Coya White Hat-Artichoker to Give Lecture, Lead Workshop

Elizabeth Dobbins, Staff Writer

Coya White Hat-Artichoker, a queer Sicangu Lakota — a Native North American identity — will give a lecture in Hallock Auditorium at 4:30 p.m. on Friday, April 27.. The lecture, “Land, Desire and Culture,” will address the LGBTQI movement, particularly in indigenous communities. Hat-Artichoker will also lead a workshop Saturday, April 28 at 11 a.m. in King 123 dealing with the Two Spirit people and their inclusion in the LGBTQI community.

Hat-Artichoker is heavily involved in the inclusion of indigenous peoples in the LGBTQI community and is a founding member of the First Nations Two Spirit Collective, a part of the Roots Coalition that brings together queer people of color groups.

In a recent Huffington Post article regarding her activism and identity, titled “Indigenous, Queer, and Organizing” Hat-Artichoker said, “When I say my people, I mean all the communities I am or have been a part of: Lakota, queer, youth, woman, feminist, bisexual, anarchist, and the list goes on.” This wide spectrum of interests and identities is reflected in the many topics Hat-Artichoker will cover in her lecture, running the gamut from intersectional organization in the queer movement to the importance of solidarity within the racial, reproductive and disability justice movements.

Hat-Artichoker is coming to campus as a part of the Indigenous Women’s Series, one of the longest running lecture series in the College. Dealing with multiple identities and the intersections of movements is a common theme discussed in the series. In the past year it has brought in two speakers: Jessica Yee, who talked about environmental issues and reproductive health, and Michelle Erai, who combined her studies on visual interpretations of the Maori people of New Zealand with the issue of violence against women.

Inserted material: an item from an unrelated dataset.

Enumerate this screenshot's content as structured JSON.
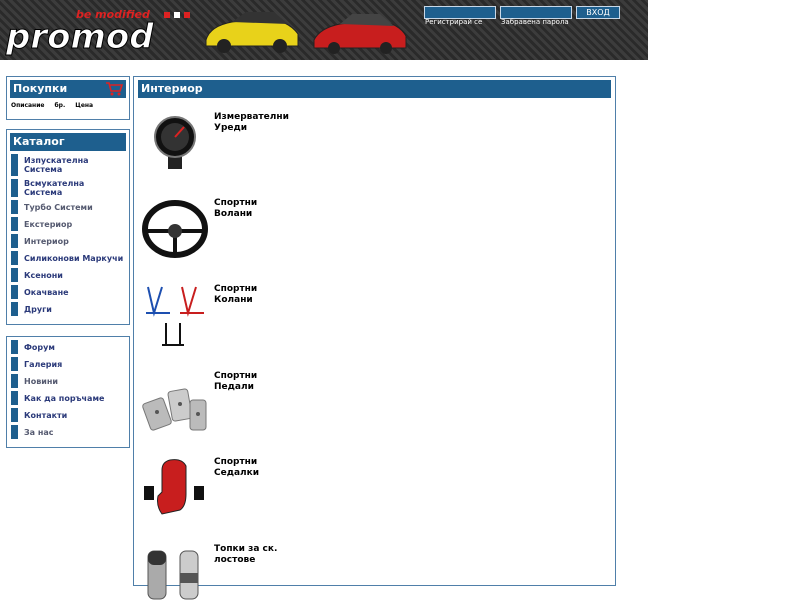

Eli Covarrubias, the assistant director of the Multicultural Resource Center, explained, “Our programs tend to be very comprehensive of a lot of identities and intersectionalities of them because when we live our lives we have to think about everything that is a part of us, and we don’t just think about just one thing that we are. We, when we experience life, when we go through it, we put our whole selves into it. It would be kind of odd living life with one identity in mind.”

The intersectional approach to queer and other rights is a key component of Hat-Artichoker’s activism. Covarrubias feels Hat-Artichoker’s work with indigenous peoples is generally under-represented in the Oberlin community.

“All the movements that happened in the United States, all the things that we’re fighting for, for equality and equitable opportunity, also includes First Nation people; and I think sometimes that community gets forgotten about, and it’s important not to forget,” said Covarrubias. “I just hope that, that even though we don’t visibly see the [indigenous] community here on campus that it is still extremely important to talk about and to educate ourselves and to make sure that we be allies.”